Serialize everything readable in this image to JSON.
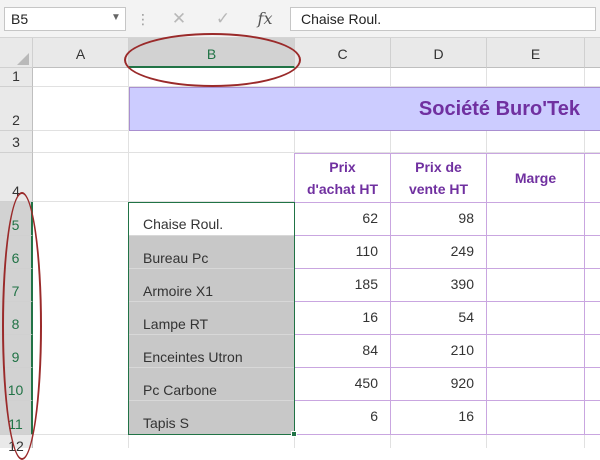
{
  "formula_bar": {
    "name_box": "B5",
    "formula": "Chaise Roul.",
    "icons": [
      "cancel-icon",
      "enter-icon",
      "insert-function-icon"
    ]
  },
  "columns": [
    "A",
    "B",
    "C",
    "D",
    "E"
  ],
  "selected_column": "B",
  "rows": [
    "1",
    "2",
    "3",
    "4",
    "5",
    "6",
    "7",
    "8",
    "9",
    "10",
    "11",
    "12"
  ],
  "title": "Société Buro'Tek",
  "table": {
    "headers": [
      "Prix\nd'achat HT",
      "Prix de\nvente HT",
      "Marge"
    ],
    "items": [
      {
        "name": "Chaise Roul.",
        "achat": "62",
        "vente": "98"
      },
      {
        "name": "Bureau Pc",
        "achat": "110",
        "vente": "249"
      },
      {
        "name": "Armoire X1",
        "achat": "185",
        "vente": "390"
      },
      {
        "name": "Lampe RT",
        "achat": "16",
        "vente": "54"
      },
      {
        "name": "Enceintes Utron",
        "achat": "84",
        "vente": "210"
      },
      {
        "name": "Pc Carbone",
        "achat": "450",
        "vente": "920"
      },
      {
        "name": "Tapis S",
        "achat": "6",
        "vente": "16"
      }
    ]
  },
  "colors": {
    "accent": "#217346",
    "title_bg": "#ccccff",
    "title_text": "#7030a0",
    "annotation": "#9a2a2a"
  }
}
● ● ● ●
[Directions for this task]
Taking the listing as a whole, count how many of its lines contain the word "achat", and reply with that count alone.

[Exercise solution]
8